The task:
Please work out how many lines in the records below include the word "开发时间", and reply with that number only.

Provided entries:

- - - - - - -

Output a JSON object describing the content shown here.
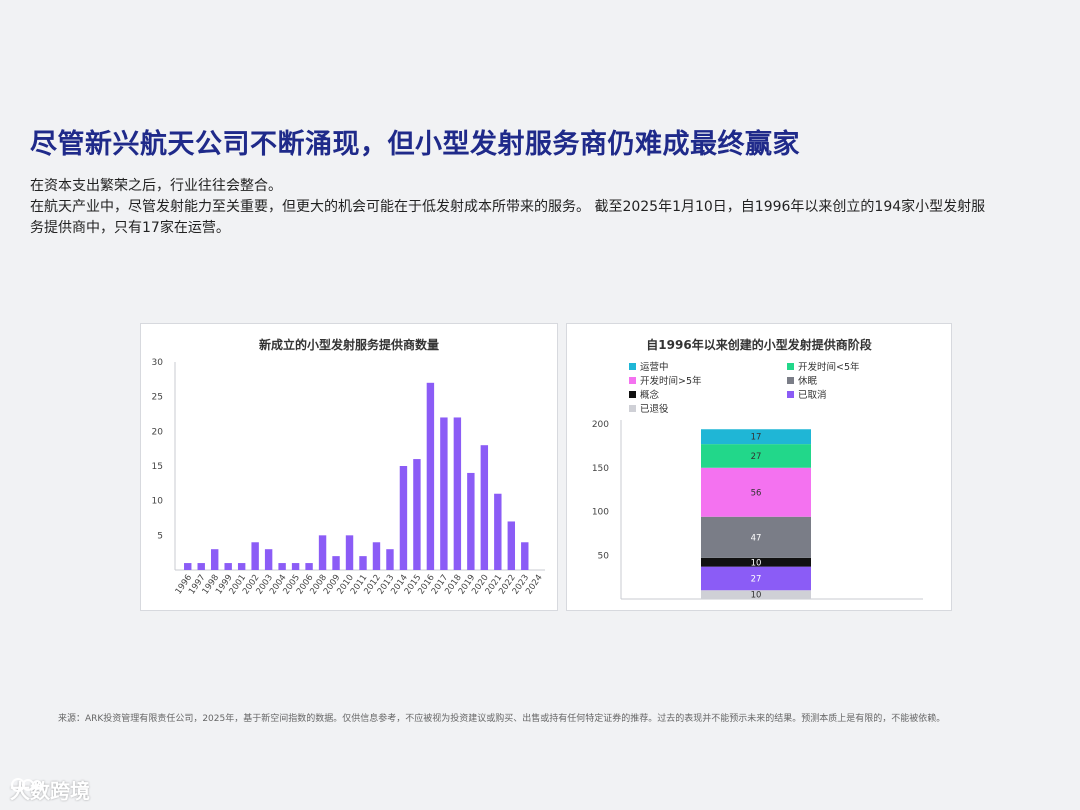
{
  "header": {
    "title": "尽管新兴航天公司不断涌现，但小型发射服务商仍难成最终赢家",
    "line1": "在资本支出繁荣之后，行业往往会整合。",
    "line2": "在航天产业中，尽管发射能力至关重要，但更大的机会可能在于低发射成本所带来的服务。 截至2025年1月10日，自1996年以来创立的194家小型发射服务提供商中，只有17家在运营。"
  },
  "footnote": "来源：ARK投资管理有限责任公司，2025年，基于新空间指数的数据。仅供信息参考，不应被视为投资建议或购买、出售或持有任何特定证券的推荐。过去的表现并不能预示未来的结果。预测本质上是有限的，不能被依赖。",
  "watermark": {
    "text": "大数跨境"
  },
  "colors": {
    "bar": "#8b5cf6",
    "title": "#1f2a8a"
  },
  "chart_data": [
    {
      "type": "bar",
      "title": "新成立的小型发射服务提供商数量",
      "xlabel": "",
      "ylabel": "",
      "categories": [
        "1996",
        "1997",
        "1998",
        "1999",
        "2001",
        "2002",
        "2003",
        "2004",
        "2005",
        "2006",
        "2008",
        "2009",
        "2010",
        "2011",
        "2012",
        "2013",
        "2014",
        "2015",
        "2016",
        "2017",
        "2018",
        "2019",
        "2020",
        "2021",
        "2022",
        "2023",
        "2024"
      ],
      "values": [
        1,
        1,
        3,
        1,
        1,
        4,
        3,
        1,
        1,
        1,
        5,
        2,
        5,
        2,
        4,
        3,
        15,
        16,
        27,
        22,
        22,
        14,
        18,
        11,
        7,
        4,
        0
      ],
      "ylim": [
        0,
        30
      ],
      "yticks": [
        5,
        10,
        15,
        20,
        25,
        30
      ],
      "color": "#8b5cf6"
    },
    {
      "type": "bar",
      "stacked": true,
      "title": "自1996年以来创建的小型发射提供商阶段",
      "ylim": [
        0,
        200
      ],
      "yticks": [
        50,
        100,
        150,
        200
      ],
      "legend_position": "top",
      "series": [
        {
          "name": "已退役",
          "value": 10,
          "color": "#cfd0d6",
          "label": "10"
        },
        {
          "name": "已取消",
          "value": 27,
          "color": "#8b5cf6",
          "label": "27"
        },
        {
          "name": "概念",
          "value": 10,
          "color": "#111111",
          "label": "10"
        },
        {
          "name": "休眠",
          "value": 47,
          "color": "#7a7d87",
          "label": "47"
        },
        {
          "name": "开发时间>5年",
          "value": 56,
          "color": "#f472f0",
          "label": "56"
        },
        {
          "name": "开发时间<5年",
          "value": 27,
          "color": "#22d78a",
          "label": "27"
        },
        {
          "name": "运营中",
          "value": 17,
          "color": "#1fb6d6",
          "label": "17"
        }
      ],
      "legend_order": [
        "运营中",
        "开发时间<5年",
        "开发时间>5年",
        "休眠",
        "概念",
        "已取消",
        "已退役"
      ]
    }
  ]
}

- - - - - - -

Completed exercise:
4